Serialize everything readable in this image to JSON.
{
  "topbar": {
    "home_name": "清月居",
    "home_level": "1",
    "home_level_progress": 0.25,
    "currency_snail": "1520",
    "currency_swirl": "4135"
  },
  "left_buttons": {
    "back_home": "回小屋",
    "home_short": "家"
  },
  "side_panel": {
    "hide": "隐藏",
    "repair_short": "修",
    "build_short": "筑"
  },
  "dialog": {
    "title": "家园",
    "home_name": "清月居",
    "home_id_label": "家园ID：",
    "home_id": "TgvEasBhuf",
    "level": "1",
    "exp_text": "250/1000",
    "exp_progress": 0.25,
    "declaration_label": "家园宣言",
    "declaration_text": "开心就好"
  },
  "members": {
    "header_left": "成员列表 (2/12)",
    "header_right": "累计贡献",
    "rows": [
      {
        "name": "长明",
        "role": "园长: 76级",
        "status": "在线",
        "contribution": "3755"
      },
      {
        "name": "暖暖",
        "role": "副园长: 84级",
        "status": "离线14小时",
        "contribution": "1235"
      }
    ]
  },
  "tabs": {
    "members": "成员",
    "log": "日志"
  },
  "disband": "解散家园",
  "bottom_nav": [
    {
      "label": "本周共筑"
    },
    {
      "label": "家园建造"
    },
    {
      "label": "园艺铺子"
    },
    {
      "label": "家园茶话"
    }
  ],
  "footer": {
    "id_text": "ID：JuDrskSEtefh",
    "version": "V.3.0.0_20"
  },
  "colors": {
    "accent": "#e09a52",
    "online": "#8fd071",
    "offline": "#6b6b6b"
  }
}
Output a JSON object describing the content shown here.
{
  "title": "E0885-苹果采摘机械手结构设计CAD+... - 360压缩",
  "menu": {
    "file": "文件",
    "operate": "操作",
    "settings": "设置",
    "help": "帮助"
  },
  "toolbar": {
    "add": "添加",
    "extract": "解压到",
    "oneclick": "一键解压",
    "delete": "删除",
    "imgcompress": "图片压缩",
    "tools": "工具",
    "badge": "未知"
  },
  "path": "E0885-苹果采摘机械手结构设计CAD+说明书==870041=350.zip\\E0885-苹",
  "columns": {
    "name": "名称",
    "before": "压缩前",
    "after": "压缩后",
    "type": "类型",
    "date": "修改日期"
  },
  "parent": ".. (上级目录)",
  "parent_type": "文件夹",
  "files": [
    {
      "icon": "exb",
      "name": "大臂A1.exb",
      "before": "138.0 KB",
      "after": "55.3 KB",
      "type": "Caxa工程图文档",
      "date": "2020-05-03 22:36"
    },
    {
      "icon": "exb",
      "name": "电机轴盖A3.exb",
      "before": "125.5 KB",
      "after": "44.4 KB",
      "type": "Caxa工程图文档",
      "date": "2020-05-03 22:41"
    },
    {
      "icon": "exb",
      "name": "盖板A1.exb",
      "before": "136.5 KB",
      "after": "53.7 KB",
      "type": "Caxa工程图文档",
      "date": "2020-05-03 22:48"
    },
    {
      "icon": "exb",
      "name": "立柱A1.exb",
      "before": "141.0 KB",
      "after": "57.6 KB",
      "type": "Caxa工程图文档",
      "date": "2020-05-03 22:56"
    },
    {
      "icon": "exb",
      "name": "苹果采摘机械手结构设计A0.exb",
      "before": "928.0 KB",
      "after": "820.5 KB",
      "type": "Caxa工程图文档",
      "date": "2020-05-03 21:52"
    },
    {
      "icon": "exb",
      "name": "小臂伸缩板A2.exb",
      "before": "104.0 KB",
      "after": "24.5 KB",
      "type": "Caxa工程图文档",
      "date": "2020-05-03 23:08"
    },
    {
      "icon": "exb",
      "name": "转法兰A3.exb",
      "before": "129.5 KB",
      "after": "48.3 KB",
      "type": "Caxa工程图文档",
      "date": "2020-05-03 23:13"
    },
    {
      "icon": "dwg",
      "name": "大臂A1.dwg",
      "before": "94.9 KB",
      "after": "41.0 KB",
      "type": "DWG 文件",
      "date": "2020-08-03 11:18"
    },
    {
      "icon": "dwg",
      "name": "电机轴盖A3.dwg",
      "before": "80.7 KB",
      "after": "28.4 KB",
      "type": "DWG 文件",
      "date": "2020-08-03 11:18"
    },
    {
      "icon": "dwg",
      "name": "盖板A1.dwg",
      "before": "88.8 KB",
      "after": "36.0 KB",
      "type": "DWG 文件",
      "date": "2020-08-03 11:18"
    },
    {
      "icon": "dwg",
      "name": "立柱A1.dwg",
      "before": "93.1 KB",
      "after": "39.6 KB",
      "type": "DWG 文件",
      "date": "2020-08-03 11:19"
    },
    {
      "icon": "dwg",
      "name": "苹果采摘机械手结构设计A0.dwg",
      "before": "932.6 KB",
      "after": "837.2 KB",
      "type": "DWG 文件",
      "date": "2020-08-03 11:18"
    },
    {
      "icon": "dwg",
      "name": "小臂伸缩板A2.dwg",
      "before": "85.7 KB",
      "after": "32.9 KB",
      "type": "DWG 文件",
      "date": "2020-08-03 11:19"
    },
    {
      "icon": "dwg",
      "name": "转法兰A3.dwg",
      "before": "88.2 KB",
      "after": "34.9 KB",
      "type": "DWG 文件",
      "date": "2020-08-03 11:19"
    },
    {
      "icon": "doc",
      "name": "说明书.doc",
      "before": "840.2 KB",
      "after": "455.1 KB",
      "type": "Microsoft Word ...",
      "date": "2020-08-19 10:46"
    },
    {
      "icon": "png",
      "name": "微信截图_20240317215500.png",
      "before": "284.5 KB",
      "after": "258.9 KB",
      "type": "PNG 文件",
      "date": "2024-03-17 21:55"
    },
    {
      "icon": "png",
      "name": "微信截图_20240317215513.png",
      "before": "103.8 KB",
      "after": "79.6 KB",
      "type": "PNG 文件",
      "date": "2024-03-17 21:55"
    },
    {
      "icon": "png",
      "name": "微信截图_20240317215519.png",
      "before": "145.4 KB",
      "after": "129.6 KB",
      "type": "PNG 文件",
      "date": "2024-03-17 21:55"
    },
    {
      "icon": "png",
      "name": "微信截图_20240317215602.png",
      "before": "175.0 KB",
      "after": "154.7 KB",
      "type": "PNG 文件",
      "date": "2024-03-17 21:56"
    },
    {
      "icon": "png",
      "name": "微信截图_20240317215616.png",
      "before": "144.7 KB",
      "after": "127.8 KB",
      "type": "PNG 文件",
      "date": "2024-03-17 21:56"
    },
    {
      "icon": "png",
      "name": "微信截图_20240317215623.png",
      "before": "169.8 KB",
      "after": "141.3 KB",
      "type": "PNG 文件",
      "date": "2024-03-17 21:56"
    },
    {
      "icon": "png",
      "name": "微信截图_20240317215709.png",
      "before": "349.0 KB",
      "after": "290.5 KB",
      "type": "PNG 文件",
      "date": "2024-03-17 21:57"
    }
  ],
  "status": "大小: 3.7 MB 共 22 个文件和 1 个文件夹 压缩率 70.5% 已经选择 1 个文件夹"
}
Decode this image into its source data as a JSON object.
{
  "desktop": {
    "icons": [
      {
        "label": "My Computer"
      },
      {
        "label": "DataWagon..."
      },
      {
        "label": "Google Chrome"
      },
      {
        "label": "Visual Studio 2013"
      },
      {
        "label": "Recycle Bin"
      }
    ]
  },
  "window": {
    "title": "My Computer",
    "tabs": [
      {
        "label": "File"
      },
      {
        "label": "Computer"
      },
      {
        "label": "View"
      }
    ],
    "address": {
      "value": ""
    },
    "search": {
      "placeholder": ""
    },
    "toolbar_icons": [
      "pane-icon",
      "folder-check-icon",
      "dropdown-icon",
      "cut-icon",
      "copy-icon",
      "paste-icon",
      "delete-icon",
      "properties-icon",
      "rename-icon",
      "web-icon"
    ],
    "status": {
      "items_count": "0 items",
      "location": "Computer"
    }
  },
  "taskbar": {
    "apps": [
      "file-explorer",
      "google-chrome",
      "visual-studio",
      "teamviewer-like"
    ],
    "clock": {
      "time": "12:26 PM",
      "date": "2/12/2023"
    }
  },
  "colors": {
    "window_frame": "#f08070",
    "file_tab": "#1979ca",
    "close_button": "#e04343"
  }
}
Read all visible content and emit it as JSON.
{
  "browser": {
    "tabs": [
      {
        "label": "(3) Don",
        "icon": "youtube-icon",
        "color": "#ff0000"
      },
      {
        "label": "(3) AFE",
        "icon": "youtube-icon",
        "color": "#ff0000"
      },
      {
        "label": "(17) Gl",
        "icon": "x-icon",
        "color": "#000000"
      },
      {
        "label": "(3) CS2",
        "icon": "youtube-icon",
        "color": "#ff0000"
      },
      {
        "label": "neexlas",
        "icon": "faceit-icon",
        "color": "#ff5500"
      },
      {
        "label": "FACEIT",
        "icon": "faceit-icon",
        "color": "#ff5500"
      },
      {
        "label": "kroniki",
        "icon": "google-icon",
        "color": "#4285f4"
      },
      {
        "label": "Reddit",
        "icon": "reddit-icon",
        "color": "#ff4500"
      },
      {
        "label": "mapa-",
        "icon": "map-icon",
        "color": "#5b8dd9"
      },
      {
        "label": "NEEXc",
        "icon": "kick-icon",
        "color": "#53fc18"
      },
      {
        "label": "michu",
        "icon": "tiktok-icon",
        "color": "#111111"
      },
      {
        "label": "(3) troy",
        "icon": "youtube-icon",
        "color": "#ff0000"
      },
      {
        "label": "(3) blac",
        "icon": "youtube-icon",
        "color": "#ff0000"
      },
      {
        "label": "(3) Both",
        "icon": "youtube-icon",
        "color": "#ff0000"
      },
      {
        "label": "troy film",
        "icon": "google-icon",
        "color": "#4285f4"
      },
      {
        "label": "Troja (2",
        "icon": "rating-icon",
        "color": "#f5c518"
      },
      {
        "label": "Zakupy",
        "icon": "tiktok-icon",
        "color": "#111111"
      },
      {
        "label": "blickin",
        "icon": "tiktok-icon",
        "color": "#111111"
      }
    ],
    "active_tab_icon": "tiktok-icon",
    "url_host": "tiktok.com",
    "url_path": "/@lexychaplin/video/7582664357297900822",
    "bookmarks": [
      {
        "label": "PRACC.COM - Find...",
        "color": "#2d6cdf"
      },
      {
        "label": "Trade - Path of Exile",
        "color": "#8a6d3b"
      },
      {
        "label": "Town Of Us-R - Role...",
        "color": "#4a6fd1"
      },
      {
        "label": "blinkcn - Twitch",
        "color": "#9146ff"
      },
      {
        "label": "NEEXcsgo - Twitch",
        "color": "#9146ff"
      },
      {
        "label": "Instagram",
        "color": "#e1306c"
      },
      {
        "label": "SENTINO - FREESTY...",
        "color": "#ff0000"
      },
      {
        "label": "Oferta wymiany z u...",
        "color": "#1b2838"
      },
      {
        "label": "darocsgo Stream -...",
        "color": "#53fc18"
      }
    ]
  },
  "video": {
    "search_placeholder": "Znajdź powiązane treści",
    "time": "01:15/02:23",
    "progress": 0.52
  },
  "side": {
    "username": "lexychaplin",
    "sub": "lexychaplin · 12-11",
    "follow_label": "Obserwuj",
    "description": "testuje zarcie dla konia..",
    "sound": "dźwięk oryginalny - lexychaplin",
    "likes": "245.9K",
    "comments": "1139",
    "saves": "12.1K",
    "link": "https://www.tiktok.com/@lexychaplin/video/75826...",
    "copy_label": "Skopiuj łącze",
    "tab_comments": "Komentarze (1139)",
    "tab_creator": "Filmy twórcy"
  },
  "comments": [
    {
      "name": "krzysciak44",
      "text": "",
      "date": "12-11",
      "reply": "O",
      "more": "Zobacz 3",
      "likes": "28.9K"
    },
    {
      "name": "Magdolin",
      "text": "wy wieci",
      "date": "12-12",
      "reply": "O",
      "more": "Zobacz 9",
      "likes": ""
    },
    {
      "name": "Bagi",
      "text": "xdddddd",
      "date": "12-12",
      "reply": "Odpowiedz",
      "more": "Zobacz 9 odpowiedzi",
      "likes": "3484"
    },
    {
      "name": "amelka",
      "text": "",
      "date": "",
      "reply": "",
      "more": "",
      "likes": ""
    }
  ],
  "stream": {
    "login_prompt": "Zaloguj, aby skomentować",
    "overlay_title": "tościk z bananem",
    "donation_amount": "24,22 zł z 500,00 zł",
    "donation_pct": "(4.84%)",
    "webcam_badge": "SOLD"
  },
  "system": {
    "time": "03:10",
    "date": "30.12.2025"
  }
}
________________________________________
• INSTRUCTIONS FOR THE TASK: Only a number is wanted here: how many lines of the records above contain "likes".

• SOLUTION TO THE EXERCISE: 5